If I want to buy more books I have to get rid of existing books to make room for the new ones on the shelves. This tends to distill my collection even further into specialized subjects. It also means I cull crappy books for better books.
But there is something else to consider. I’m getting older. I’m running out of time. My mental abilities are declining, which limits how much information I can process. And my physical abilities are declining, which also influences my book collecting. I can imagine a future where I can only handle six bookcases, or even three, and maybe down to just one.
I put every book I own onto a Rubbermaid rolling cart one shelf at a time to take them to my computer to enter their data. That physically wore me out. I’m thinking of getting rid of the heavy coffee table books in my collection just because in the near future I won’t be able to handle their weight. And there’s another reason I need to start shrinking my collection. If I should die I don’t want to burden my wife with having to get rid of a couple of tons of books. And if I ever need to move to a retirement apartment or assisted living I wouldn’t want to deal with all of them either.
This week of cataloging my books has reminded me of which subjects I’ve studied over the last forty years, which subjects are my favorite topics, and that I want to thin out my collection.
Currently, Goodreads says I have a total of 3,150 books but I haven’t finished entering all my Kindle and Audible books. Amazon says I have 1,608 Kindle books and 1,544 Audible titles, however, many are already in Goodreads. I’ve just got to figure out which ones aren’t. Luckily, Kindle and Audible books don’t weigh much, or take up much space.

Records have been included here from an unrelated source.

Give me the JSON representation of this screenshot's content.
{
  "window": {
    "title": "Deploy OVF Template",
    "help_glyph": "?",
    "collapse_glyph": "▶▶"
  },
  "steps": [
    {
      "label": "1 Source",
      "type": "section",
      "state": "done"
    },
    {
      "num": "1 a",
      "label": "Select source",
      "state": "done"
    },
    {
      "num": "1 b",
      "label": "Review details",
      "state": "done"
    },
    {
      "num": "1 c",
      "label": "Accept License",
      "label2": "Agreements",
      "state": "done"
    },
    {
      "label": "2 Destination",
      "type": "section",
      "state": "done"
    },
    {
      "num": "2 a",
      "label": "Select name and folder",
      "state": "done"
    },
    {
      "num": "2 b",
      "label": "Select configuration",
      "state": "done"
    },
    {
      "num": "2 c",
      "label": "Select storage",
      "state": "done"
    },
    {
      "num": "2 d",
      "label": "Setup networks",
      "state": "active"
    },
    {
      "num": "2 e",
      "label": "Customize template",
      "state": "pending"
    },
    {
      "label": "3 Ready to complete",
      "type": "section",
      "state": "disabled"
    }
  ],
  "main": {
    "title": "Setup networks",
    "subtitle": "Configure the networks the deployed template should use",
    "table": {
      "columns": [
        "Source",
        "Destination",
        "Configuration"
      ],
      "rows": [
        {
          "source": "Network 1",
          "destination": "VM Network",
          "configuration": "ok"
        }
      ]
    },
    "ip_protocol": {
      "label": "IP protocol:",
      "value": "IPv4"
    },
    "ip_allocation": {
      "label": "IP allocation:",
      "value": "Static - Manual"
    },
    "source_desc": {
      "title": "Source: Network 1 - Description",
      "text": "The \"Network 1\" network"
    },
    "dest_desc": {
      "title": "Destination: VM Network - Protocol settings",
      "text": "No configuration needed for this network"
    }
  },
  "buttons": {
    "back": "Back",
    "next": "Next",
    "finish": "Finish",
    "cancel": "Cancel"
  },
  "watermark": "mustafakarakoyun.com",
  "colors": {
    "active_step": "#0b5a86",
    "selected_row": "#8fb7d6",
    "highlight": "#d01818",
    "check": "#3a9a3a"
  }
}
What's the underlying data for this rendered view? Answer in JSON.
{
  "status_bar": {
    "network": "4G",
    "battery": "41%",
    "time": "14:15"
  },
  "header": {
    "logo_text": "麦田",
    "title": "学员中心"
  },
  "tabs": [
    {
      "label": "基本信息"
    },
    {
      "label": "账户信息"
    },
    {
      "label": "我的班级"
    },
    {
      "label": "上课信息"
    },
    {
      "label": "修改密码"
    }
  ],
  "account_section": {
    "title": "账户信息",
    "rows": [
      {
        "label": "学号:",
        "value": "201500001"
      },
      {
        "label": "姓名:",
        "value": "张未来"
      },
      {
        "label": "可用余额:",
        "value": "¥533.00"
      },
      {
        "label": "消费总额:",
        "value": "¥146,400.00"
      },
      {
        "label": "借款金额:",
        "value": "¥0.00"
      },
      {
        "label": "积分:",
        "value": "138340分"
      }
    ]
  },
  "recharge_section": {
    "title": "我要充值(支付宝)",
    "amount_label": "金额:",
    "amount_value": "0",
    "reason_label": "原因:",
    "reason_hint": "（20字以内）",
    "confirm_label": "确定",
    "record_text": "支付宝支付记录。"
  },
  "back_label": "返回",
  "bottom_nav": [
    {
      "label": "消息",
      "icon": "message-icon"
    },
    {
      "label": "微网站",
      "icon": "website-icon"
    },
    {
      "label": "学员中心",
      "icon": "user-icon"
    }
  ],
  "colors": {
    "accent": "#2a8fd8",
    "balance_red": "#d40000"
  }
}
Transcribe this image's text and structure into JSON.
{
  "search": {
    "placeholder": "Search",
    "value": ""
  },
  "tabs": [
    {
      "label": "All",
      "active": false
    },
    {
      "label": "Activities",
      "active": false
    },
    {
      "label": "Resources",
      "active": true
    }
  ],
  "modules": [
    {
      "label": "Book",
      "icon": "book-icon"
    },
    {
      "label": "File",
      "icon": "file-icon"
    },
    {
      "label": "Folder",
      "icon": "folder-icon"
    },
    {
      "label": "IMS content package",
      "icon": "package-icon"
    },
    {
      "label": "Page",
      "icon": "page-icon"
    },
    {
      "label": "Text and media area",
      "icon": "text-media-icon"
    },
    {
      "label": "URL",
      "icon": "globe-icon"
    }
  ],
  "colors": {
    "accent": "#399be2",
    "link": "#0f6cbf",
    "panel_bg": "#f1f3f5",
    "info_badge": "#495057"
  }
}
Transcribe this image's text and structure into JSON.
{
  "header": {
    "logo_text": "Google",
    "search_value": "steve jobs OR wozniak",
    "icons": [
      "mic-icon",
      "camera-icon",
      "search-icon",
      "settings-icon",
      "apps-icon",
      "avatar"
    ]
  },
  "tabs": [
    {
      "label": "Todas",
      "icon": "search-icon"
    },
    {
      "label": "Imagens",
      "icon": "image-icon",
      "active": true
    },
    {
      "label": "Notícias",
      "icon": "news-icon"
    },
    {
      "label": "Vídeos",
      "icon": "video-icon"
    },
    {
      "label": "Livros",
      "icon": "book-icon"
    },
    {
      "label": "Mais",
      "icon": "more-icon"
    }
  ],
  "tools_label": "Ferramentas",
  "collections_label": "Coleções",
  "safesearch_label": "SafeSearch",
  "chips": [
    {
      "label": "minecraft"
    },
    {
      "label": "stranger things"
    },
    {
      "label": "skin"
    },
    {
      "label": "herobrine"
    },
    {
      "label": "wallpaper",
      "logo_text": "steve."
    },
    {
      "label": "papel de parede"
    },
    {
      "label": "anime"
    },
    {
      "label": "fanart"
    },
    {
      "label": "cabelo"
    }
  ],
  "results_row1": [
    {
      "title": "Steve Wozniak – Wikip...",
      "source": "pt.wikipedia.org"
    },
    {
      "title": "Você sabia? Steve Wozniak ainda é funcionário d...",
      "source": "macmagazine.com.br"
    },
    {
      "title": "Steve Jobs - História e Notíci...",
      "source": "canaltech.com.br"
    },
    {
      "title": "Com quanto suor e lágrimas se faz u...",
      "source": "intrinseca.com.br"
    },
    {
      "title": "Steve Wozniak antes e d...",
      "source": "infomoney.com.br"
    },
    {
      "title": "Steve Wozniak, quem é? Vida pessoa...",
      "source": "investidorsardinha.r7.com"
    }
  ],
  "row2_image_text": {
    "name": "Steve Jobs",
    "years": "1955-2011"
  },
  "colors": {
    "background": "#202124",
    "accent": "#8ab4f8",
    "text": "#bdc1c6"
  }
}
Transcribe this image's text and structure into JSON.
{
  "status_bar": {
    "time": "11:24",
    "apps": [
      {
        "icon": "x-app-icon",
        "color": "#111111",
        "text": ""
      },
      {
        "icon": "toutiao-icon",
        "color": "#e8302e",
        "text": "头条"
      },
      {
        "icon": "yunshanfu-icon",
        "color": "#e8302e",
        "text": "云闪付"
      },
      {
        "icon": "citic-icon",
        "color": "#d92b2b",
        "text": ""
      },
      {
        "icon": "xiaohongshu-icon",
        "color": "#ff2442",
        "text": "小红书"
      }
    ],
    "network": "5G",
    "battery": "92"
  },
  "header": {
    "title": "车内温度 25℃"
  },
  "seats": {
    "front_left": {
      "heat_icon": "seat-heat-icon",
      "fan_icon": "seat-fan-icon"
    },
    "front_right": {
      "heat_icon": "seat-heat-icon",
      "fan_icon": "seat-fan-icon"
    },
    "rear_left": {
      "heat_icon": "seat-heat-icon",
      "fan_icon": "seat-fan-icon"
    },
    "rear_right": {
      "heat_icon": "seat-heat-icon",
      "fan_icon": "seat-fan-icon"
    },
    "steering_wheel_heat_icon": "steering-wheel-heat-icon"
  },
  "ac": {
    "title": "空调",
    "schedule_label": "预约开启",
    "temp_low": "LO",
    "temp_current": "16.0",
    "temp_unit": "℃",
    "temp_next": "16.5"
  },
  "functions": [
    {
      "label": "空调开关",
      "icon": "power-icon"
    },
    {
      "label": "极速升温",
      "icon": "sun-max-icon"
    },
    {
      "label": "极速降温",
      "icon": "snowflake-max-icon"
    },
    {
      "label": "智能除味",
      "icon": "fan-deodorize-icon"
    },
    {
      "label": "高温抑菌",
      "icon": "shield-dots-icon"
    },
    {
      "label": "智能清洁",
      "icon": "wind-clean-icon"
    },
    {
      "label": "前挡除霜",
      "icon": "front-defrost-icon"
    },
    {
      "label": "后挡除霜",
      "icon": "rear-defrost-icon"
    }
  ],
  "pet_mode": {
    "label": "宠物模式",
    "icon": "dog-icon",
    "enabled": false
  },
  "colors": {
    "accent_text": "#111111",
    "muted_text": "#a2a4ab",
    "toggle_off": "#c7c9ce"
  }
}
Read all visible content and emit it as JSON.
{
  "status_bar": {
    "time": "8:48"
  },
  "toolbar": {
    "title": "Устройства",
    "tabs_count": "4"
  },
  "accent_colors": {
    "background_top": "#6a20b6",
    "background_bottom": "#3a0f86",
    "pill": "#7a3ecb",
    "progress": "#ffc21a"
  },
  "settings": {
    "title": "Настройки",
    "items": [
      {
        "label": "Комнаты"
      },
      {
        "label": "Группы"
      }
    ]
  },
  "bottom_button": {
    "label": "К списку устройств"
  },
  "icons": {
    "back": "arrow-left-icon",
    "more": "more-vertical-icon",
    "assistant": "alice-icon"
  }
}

I’ve always wanted to make a list of everything I own because I assume it would tell me a lot about myself. This Goodreads list is a good start toward that.